All updates must be accompanied by text or a picture.
Robert Hurd, M.D. is a professor of endocrinology and health care ethics at Xavier University. Review provided by VeriMed Healthcare Network. Learn more about him here.
Anastasia Climan, RDN, CDN is a dietitian with over 10 years of experience in public health and medical writing. Learn more about her here.

Related articles

Healthy eating is a crucial part of controlling blood sugar if you have type 2 diabetes, and...

Can You Drink Orange Juice if You Have Diabetes?

Healthy eating is a crucial part of controlling blood sugar if you have type 2 diabetes, and...
Although some lifestyle recommendations stand true for pretty much everyone with diabetes, coffee...

Coffee and Diabetes: 5 Safety and Blood Sugar Questions Answered

Although some lifestyle recommendations stand true for pretty much everyone with diabetes, coffee...
Some people living with diabetes wonder whether they should wear medical alert jewelry, a form of...

Diabetes Medical Alert Bracelets: What To Engrave on Yours

Some people living with diabetes wonder whether they should wear medical alert jewelry, a form of...
You may feel many emotions after receiving a diagnosis of type 2 diabetes (also called diabetes...

5 Tips for Adjusting to a New Type 2 Diagnosis

You may feel many emotions after receiving a diagnosis of type 2 diabetes (also called diabetes...
If you are one of the more than 34 million people in the United States living with type 2...

3 Dairy Foods To Try if You Have Diabetes

If you are one of the more than 34 million people in the United States living with type 2...
Some people stop drinking alcohol after being diagnosed with type 2 diabetes. They decide that...

Can People With Diabetes Drink Alcohol?

Some people stop drinking alcohol after being diagnosed with type 2 diabetes.

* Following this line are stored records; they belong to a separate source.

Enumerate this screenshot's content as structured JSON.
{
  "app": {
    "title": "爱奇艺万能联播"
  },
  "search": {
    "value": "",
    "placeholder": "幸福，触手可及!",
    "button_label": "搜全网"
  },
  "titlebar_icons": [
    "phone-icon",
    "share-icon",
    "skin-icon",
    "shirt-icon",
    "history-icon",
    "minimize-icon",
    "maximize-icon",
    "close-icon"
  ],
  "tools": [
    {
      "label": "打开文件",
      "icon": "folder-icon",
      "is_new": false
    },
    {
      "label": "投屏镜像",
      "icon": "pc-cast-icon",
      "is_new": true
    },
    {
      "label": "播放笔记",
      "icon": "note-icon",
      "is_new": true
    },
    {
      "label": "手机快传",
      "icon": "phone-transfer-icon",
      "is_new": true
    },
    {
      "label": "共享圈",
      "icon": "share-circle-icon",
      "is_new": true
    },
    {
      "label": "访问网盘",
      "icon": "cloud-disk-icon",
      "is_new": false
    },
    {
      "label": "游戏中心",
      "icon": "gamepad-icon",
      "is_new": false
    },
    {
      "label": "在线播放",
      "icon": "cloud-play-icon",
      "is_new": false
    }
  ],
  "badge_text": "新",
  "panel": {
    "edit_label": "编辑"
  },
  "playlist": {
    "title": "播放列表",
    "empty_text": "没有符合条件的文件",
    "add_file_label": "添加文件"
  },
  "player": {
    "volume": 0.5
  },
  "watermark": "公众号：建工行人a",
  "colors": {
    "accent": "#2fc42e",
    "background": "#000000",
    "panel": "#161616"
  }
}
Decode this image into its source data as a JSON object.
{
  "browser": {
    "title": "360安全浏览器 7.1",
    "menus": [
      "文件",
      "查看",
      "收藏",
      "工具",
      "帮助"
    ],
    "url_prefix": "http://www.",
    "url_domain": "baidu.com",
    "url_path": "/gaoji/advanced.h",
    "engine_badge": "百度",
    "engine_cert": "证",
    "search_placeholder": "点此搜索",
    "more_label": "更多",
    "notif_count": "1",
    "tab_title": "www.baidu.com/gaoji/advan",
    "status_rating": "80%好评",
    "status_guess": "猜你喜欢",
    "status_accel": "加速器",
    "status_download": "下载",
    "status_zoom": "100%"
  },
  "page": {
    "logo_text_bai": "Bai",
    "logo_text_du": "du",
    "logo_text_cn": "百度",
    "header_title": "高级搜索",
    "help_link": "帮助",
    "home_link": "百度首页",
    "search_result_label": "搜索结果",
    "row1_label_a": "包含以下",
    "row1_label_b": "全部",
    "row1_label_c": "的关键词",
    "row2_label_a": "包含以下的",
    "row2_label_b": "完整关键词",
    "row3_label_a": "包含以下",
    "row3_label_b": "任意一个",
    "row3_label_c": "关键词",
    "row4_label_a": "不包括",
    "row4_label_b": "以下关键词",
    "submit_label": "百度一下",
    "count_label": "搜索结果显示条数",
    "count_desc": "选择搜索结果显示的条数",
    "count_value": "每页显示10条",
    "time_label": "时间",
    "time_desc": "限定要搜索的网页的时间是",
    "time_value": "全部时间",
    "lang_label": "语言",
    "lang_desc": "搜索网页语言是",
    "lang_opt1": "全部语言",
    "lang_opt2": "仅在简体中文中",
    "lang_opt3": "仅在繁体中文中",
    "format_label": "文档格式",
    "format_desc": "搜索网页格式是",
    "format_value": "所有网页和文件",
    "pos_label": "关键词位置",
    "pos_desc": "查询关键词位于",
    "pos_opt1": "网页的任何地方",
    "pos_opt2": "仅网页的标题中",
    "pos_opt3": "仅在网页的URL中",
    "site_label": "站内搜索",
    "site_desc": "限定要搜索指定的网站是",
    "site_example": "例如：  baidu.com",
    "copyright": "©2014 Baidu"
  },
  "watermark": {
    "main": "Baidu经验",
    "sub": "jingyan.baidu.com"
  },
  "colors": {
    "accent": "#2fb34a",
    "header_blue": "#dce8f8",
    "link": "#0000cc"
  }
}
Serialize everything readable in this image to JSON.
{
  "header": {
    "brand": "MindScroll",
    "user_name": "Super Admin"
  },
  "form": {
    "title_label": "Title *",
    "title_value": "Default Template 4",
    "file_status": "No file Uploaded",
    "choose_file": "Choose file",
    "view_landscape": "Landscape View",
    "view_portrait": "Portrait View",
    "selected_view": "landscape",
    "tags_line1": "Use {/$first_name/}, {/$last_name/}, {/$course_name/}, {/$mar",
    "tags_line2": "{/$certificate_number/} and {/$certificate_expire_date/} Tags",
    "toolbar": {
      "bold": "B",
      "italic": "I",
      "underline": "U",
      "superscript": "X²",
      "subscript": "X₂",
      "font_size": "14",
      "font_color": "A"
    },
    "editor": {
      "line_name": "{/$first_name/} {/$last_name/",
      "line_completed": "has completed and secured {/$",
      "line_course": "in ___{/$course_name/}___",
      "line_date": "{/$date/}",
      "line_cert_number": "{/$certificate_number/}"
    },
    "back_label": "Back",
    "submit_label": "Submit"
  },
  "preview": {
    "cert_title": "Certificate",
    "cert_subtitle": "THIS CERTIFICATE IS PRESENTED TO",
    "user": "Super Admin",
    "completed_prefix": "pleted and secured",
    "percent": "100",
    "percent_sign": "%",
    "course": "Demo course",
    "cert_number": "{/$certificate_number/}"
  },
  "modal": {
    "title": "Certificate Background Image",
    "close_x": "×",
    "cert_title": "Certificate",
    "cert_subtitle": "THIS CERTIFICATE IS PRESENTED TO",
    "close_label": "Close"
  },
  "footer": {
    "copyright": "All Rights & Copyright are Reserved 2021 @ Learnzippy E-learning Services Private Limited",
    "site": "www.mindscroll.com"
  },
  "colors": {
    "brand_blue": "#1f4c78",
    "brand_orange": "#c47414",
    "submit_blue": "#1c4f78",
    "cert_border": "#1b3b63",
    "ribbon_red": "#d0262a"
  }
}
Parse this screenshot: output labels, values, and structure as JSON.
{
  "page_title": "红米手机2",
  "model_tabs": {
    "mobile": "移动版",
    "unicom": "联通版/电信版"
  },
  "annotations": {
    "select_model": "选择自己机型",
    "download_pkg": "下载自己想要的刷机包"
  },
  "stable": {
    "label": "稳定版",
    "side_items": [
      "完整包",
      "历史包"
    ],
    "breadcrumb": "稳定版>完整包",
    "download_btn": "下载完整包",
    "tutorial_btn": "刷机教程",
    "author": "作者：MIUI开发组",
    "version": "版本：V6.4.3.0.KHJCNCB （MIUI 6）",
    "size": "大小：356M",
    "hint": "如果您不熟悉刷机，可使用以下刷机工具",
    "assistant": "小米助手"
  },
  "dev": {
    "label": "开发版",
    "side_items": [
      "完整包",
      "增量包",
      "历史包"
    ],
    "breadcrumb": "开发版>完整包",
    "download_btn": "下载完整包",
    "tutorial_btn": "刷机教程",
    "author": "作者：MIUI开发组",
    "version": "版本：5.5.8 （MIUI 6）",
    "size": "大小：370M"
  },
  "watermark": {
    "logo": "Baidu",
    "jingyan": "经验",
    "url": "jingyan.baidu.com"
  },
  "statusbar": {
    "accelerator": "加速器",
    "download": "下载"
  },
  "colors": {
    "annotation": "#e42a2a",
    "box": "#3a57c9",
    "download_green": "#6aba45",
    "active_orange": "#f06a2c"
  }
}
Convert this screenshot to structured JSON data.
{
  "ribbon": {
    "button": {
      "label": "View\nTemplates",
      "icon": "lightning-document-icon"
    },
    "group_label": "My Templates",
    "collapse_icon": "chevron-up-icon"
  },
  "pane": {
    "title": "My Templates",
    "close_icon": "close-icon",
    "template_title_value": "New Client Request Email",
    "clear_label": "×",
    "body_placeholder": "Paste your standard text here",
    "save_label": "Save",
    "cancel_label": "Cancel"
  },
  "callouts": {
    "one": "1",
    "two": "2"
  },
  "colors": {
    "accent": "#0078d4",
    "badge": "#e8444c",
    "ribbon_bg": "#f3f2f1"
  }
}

They decide that...

Recent articles

Like many people, you probably grew up hearing how important it is to eat your fruits and...

Are Bananas Good for Diabetes? How They Affect Blood Sugar

Like many people, you probably grew up hearing how important it is to eat your fruits and...
Many adults can attest to enjoying a glass of red wine from time to time — and people with...

Red Wine for Diabetics: 5 Benefits and 5 Concerns

Many adults can attest to enjoying a glass of red wine from time to time — and people with...
Finding recipes and cooking substitutions can be complicated when you’re living with diabetes....

6 Recipe and Cooking Substitutions for Diabetes

Finding recipes and cooking substitutions can be complicated when you’re living with diabetes....
Although type 2 diabetes cannot be cured, there are effective treatments that have been proven...

Treatments for Type 2 Diabetes

Although type 2 diabetes cannot be cured, there are effective treatments that have been proven...
Type 2 diabetes, also known as type 2 diabetes mellitus, develops when your blood sugar (blood...

Signs and Symptoms of Type 2 Diabetes

Type 2 diabetes, also known as type 2 diabetes mellitus, develops when your blood sugar (blood...
If you have type 2 diabetes and have difficulty sleeping, you’re not alone. One DiabetesTeam...

Trouble Sleeping and Diabetes: 6 Tips for Better Rest

If you have type 2 diabetes and have difficulty sleeping, you’re not alone. One DiabetesTeam...
DiabetesTeam My diabetes Team

Thank you for subscribing!

Become a member to get even more:

sign up for free

close